The fact that it has made it to the Indian theatres was a bit of a surprise to me, really. It's called Persepolis, based on the wonderfully warm graphic novel of the same name.
It's directed by Vincent Paro-nnaud and Marjane Satrapi. Marjane had also written the two-part graphic novel. This is her personal story of growing up in Iran through the '70s to the '90s.
The period that's shown in the film is also a turning point of sorts for Marjane's country. This is when the American-backed, corrupt regime of the Shah of Iran was overthrown.
That had happened because of people's want; a people's movement. What ended up replacing the Shah in Iran though, was an even more regressive regime of religious fanatics. They established a scarily unnatural Islamic Republic in 1979.
Persepolis is an astounding political film. Its sweep is extremely wide. It pans across the Iran-Iraq war, the Islamic revolution; the communist movement. We watch a world where suddenly women can't wear what they want. Everybody cannot drink what they feel like drinking. And music is secretly peddled like drugs.
At the same time, the film still remains a gentle, personal, intimate story of a girl. She falls in and falls out of love. She moves in and moves out of Iran. She shows us other stories of courage and valour in the face of political crisis.
Yet, she never once loses her sense of humour. The movie is done entirely in simplistic two-dimensional animation. Nothing fancy about the technique. And yet, for most part, you're absolutely glued. That tells you the power of a story.
Around last year, I did get a chance to spend some time with the youth of Iran, in Iran. And let me tell you, Persepolis is the story of every urban, liberal youth of that country. These kids are not just secular. They have in fact turned into atheists by now.
Each one of them is dying to leave that iron-curtain country. Everywhere they go they have their big brother, the present Ayotallah Khameini looking over them.

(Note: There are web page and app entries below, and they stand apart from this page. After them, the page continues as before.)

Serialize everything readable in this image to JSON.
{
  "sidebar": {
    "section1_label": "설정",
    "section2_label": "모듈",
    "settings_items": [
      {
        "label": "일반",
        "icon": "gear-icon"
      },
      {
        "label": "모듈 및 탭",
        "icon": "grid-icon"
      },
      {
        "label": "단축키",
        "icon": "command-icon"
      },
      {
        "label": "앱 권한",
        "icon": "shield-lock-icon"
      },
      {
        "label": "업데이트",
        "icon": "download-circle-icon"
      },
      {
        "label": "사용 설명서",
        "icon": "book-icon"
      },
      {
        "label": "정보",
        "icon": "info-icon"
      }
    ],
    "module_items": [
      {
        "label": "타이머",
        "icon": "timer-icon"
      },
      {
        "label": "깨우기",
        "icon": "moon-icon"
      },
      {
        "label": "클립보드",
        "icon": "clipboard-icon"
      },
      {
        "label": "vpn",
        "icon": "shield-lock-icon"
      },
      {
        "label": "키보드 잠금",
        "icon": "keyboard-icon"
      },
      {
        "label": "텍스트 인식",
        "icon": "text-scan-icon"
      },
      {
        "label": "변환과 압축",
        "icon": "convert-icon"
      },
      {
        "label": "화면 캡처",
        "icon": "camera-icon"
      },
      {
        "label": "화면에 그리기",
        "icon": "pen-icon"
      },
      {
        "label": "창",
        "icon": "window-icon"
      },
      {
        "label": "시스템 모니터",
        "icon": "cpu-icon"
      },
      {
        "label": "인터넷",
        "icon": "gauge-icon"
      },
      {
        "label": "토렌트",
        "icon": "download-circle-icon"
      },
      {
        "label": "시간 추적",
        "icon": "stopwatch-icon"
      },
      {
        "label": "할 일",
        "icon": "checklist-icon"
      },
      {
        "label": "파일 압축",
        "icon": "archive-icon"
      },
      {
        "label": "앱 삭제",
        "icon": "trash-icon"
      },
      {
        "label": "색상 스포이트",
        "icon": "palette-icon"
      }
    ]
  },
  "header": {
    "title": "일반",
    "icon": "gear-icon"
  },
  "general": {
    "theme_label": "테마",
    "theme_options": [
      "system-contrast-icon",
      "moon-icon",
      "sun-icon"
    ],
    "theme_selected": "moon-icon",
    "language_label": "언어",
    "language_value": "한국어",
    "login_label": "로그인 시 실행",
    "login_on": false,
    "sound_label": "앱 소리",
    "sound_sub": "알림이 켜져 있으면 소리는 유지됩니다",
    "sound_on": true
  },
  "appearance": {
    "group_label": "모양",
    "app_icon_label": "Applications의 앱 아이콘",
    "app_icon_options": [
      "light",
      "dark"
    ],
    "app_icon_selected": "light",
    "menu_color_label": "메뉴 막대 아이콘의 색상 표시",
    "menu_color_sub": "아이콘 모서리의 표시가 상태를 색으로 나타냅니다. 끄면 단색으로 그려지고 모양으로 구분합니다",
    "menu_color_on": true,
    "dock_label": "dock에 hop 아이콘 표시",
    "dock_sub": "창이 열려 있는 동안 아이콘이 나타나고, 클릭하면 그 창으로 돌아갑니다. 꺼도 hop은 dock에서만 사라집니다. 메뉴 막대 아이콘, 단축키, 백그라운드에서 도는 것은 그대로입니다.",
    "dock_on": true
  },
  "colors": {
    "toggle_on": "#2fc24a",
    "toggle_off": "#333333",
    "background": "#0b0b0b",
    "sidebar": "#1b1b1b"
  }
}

They feel like prisoners in their own country. They really don't deserve that government. It's not a surprise then that the second largest number of bloggers in the free world write in from Iran.
The Iranians themselves are unlikely to watch this brilliant film in the cinemas of their own country. I don't even need to check. I am sure this film is banned. They ban everything there.
In India, it's released in very selected theatres in Mumbai, Delhi and Bangalore. In case it's not playing at a cinema near you. I strongly suggest you catch this on DVD. You'll love it.